Shall bless thee with a father's name -
That word shall wrap thy heart in flame!
Yet thou must end thy task and mark
Her cheek's last tinge - her eye's last spark,
And the last glassy glance must view
Which freezes o'er its lifeless blue:
The with unhallowed hand shall tear
The tresses of her yellow hair,
Of which, in life a lock when shorn
Affection's fondest pledge was worn -
But now is borne away by thee
Memorial of thine agony!
Yet with thine own best blood shall drip
Thy gnashing tooth, and haggard lip;
Then stalking to thy sullen grave,
Go - and with Gouls and Afrits rave,
Till these in horror shrink away
From spectre more accursed than they.
Mr. Southey has also introduced in his wild but beautiful poem of "Thalaba," the vampyre corse of the Arabian maid Oneiza, who is represented as having returned from the grave for the purpose of tormenting him she best loved whilst in existence. But this cannot be supposed to have resulted from the sinfulness of her life, she being pourtrayed throughout the whole of the tale as a complete type of purity and innocence. The veracious Tournefort gives a long account in his travels of several astonishing cases of vampyrism, to which he pretends to have been an eyewitness; and Calmet, in his great work upon this subject, besides a variety of anecdotes, and traditionary narratives illustrative of its effects, has put forth some learned dissertations, tending to prove it to be a classical, as well as barbarian error.
Many curious and interesting notices on this singularly horrible superstition
might be added; though the present may suffice for the limits of a note,
necessarily devoted to explanation, and which may now be concluded by merely
remarking, that though the term Vampyre is the one in most general acceptation,
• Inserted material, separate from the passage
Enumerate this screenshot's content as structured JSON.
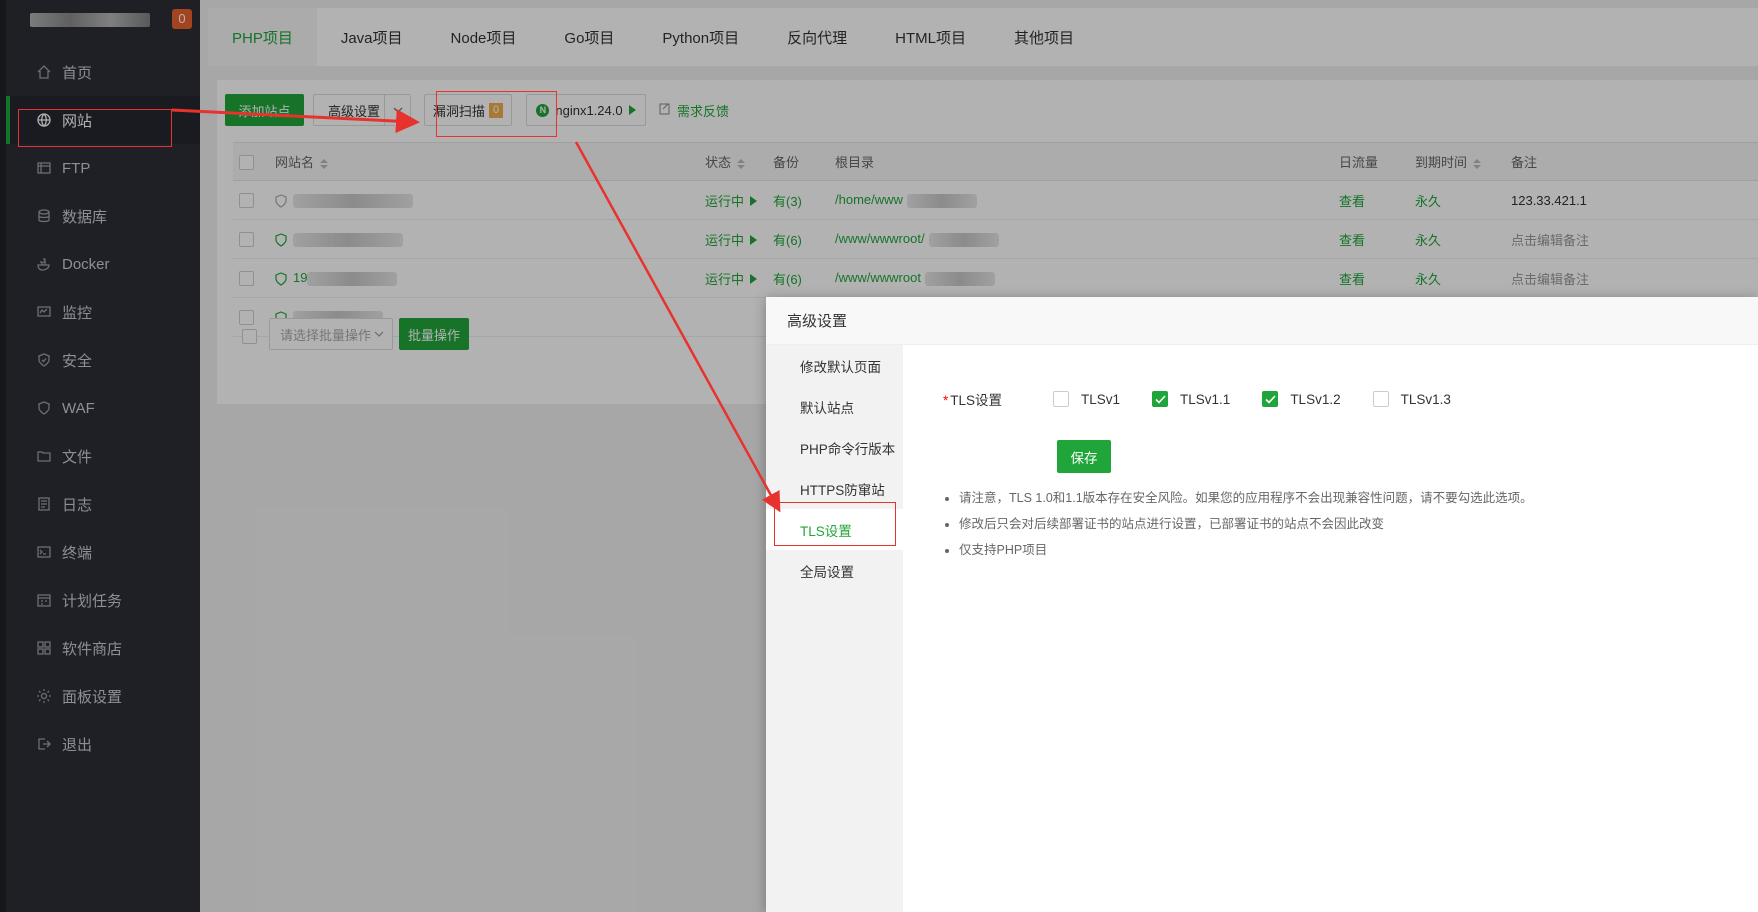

there are several others synonymous with it, made use of in various parts
of the world: as Vroucolocha, Vardoulacha, Goul, Broucoloka, &c.